  --debug, -d                     Extra debug output.
  --output, -o          <target>  Redirect payload output. Target can be "-" for
                                  STDOUT or a file path.
  --payload, -p         <string>  Payload for POST and PUT as string.
  --payload-file, -f    <file>    Read payload for POST and PUT from file.
  --type, -t            <type>    Message type (con, non, ack, rst).

And there is the coaping gem to simply ping a coap service:

$ gem install coaping

$ coaping
(…) usage: coaping addr [port [timeout [ntry]]] (RuntimeError)

Browser based

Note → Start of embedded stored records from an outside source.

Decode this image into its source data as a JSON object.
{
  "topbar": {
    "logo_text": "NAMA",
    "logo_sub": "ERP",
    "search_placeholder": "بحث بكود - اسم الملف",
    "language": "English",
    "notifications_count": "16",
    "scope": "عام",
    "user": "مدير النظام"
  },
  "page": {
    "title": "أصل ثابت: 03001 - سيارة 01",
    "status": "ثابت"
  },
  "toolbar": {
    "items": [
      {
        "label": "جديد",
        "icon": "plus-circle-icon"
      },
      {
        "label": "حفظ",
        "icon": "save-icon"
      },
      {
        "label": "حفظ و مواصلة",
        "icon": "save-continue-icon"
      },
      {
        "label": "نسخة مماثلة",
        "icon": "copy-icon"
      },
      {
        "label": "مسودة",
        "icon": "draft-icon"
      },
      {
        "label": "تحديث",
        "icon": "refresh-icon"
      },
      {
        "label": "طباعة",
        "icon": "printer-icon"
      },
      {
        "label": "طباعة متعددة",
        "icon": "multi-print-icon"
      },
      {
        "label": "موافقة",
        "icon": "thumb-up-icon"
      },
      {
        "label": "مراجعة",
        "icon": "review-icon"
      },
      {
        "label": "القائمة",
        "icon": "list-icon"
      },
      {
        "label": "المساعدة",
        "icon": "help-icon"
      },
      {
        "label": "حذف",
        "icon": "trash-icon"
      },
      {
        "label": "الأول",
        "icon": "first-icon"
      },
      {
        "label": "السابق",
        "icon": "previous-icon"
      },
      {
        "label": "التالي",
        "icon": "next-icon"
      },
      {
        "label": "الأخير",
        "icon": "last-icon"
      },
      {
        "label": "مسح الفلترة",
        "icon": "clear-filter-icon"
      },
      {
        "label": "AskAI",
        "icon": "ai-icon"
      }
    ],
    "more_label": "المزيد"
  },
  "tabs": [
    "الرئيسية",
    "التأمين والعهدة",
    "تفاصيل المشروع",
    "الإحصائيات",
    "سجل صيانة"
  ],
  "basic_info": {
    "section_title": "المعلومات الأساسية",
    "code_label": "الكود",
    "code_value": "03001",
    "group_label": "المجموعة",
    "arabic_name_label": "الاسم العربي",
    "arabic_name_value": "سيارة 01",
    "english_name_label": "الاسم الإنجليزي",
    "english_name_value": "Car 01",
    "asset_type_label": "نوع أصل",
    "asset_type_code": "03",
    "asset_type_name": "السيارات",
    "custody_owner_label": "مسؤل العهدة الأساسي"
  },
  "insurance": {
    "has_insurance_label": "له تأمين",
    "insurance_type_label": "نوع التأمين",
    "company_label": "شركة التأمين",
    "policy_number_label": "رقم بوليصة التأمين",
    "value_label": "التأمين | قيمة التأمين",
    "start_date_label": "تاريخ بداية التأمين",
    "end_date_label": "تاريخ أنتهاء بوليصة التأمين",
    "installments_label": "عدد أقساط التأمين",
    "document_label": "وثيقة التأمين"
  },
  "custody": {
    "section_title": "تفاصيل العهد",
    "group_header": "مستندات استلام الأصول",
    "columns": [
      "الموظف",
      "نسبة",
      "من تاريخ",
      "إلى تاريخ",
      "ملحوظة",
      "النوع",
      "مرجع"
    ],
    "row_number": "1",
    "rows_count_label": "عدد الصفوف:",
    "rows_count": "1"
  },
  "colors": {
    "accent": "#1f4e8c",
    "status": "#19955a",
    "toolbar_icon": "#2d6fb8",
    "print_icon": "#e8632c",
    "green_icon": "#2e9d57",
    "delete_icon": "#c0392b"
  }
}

Thanks to Mathias Kovatsch, there is Copper, a plugin for Firefox. It can be easily installed within Firefox’s Add-On section. Just search for Copper or Copper (Cu) and install it. Every time you enter a CoAP url in the location bar (i.e. coap:// if you run the coapserver.py from above), you see a UI where you can inspect all details of CoAP requests and responses, and tinker with various settings.

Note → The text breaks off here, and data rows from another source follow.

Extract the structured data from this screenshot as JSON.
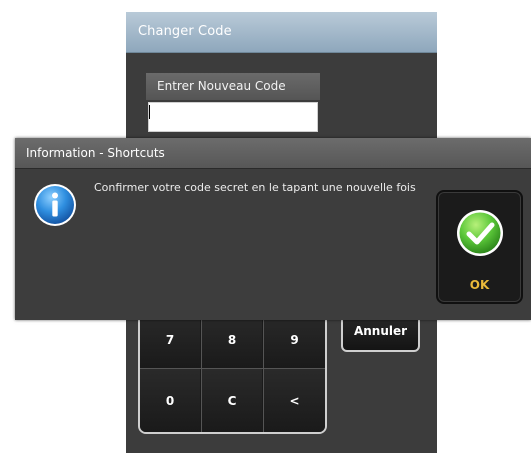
{
  "code_window": {
    "title": "Changer Code",
    "entry_label": "Entrer Nouveau Code",
    "entry_value": "",
    "keypad": [
      "7",
      "8",
      "9",
      "0",
      "C",
      "<"
    ],
    "cancel_label": "Annuler"
  },
  "info_dialog": {
    "title": "Information - Shortcuts",
    "message": "Confirmer votre code secret en le tapant une nouvelle fois",
    "icon": "info-icon",
    "ok_label": "OK",
    "ok_icon": "check-icon"
  },
  "colors": {
    "title_bar_blue": "#8ea7bc",
    "dialog_bg": "#3d3d3d",
    "ok_text": "#e9b93a",
    "check_green": "#5cc83a"
  }
}
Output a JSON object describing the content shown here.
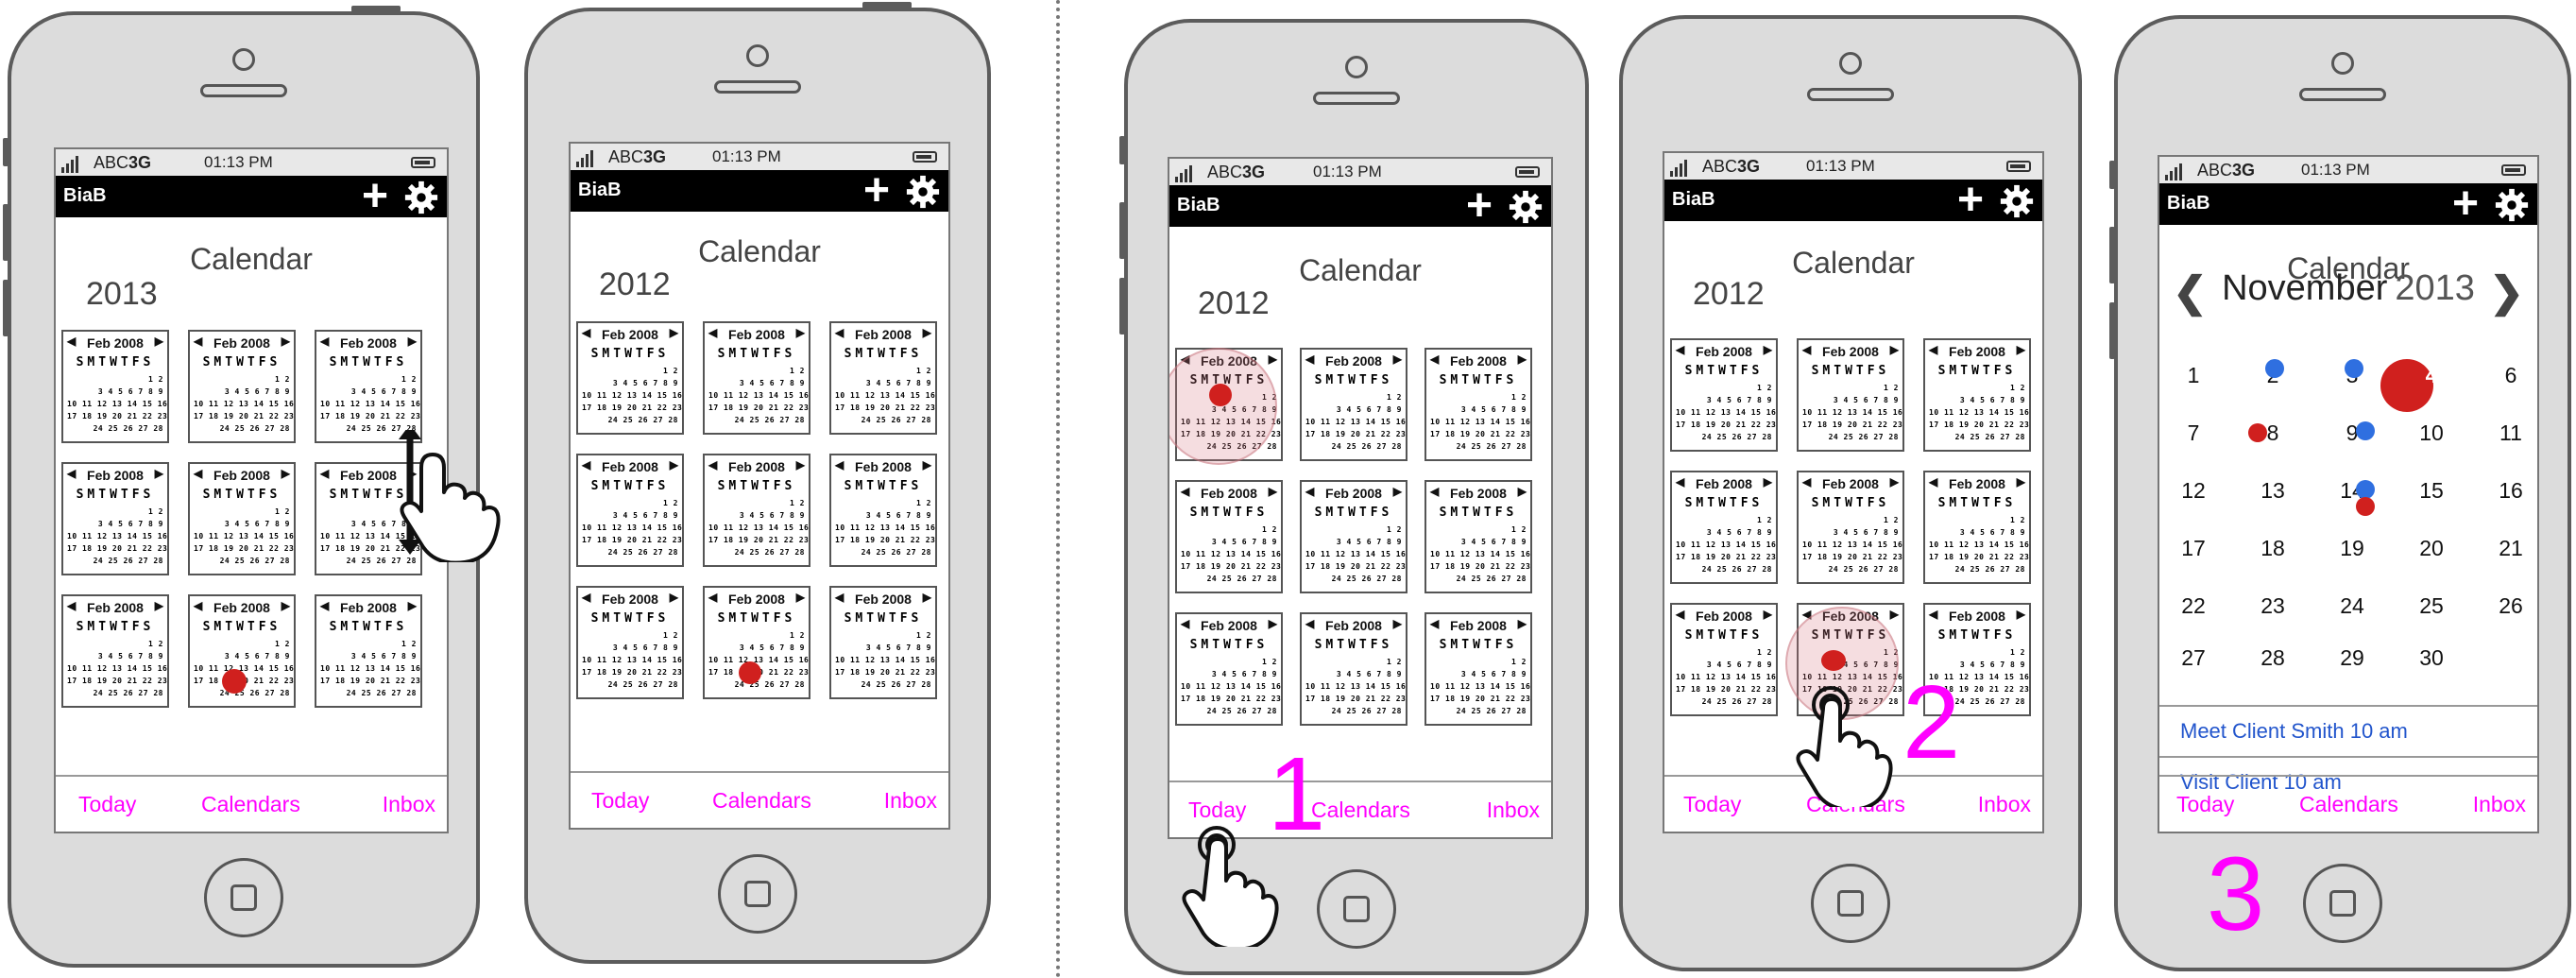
{
  "status_bar": {
    "carrier": "ABC",
    "network": "3G",
    "time": "01:13 PM"
  },
  "app_bar": {
    "name": "BiaB",
    "add_icon": "plus-icon",
    "settings_icon": "gear-icon"
  },
  "screen_title": "Calendar",
  "mini_calendar": {
    "header": "Feb 2008",
    "weekdays": "SMTWTFS",
    "rows": [
      "1 2",
      "3 4 5 6 7 8 9",
      "10 11 12 13 14 15 16",
      "17 18 19 20 21 22 23",
      "24 25 26 27 28"
    ]
  },
  "tabs": {
    "today": "Today",
    "calendars": "Calendars",
    "inbox": "Inbox"
  },
  "phones": [
    {
      "year": "2013"
    },
    {
      "year": "2012"
    },
    {
      "year": "2012",
      "step": "1"
    },
    {
      "year": "2012",
      "step": "2"
    },
    {
      "step": "3",
      "month": "November",
      "month_year": "2013",
      "days": [
        "1",
        "2",
        "3",
        "4",
        "6",
        "7",
        "8",
        "9",
        "10",
        "11",
        "12",
        "13",
        "14",
        "15",
        "16",
        "17",
        "18",
        "19",
        "20",
        "21",
        "22",
        "23",
        "24",
        "25",
        "26",
        "27",
        "28",
        "29",
        "30"
      ],
      "events": [
        "Meet Client Smith 10 am",
        "Visit Client 10 am"
      ]
    }
  ],
  "colors": {
    "accent": "#ff00ff",
    "event_red": "#d0201e",
    "event_blue": "#2f6fe0",
    "appbar": "#000000"
  }
}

For those of you interested in packet inspection, i’d suggest using Wireshark. Wireshark is a network protocol analyzer, it can capture and inspect network traffic. It also supports CoAP, meaning you can capture your CoAP traffic and look at various aspects of CoAP packets, inspecting them in great detail. This in conjunction with the CoAP spec should give you a good understanding of the protocol at the bits & bytes level.

Happy hacking! Andreas